An ichthyosaur fossil of the Jurassic period, Dinosaurland Fossil Museum, Lyme Regis, Dorset
© Christopher Jones/Alam
Mary's monster find
When 12-year-old Mary Anning uncovered the complete skeleton of a fish-like creature near her home in Lyme Regis, Dorset in 1811, extinction was a new idea in science. Could an entire species really die out? Or were these 17ft sea monsters still lurking somewhere in the depths of the English Channel?
The fact that ichthyosaurs like this went extinct 90 million years ago seems obvious today. But before the 19th century, Western tradition held that the world was created complete and perfect. An extinction would interrupt the great chain of being and was therefore impossible. Mary’s finds contradicted that idea. At around the same time, the French zoologist Georges Cuvier developed his theory of animal extinction, based on his analysis of mammoth remains.

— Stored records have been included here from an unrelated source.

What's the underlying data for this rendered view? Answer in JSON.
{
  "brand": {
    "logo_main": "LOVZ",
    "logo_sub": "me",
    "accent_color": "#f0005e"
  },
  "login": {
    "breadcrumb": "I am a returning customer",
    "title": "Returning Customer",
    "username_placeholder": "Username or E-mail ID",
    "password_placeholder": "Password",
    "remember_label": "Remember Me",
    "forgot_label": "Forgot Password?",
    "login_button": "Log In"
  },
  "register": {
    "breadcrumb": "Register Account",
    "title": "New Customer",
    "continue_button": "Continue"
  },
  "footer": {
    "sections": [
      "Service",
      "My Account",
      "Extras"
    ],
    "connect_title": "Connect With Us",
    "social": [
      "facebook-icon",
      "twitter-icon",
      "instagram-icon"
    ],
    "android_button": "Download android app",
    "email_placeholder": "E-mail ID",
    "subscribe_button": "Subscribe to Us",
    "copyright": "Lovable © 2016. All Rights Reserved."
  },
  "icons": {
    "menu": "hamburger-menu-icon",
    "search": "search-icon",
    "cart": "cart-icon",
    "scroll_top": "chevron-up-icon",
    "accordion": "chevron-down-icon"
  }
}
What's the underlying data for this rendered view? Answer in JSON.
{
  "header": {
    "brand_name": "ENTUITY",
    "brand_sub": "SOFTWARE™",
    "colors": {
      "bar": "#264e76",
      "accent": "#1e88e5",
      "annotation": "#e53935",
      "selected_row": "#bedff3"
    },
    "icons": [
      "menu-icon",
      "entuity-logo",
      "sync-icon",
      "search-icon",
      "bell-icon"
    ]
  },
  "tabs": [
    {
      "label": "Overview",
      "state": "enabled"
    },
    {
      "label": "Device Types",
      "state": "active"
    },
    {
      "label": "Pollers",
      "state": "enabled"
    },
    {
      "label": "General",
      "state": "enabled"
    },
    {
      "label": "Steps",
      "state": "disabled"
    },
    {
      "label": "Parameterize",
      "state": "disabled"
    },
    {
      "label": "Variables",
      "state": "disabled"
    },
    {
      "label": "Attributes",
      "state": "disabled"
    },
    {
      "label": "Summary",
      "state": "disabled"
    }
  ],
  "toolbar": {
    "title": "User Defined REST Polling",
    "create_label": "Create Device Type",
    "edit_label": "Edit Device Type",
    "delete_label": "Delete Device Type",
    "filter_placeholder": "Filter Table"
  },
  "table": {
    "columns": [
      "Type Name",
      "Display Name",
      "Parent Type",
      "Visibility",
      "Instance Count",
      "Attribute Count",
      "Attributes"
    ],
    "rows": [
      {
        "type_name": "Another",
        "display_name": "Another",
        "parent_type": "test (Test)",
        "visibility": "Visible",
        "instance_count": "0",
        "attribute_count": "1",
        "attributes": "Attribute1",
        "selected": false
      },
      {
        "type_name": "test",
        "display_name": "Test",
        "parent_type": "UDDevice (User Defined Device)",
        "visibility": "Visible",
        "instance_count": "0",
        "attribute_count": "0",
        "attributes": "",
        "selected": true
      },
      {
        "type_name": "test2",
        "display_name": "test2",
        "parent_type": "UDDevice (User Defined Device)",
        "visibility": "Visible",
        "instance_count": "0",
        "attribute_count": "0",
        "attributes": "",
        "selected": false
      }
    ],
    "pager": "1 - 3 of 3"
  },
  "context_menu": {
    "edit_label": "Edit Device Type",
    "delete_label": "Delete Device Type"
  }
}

Mary’s prolific fossil finds on England’s south coast fuelled both public interest and scientific understanding, and she even discovered two more species in her 20s: the pterodactyl and the plesiosaur. She died young at 47 and, as a woman in Victorian society, was largely denied recognition by her contemporaries but her influence endures like the fossils that fascinated her.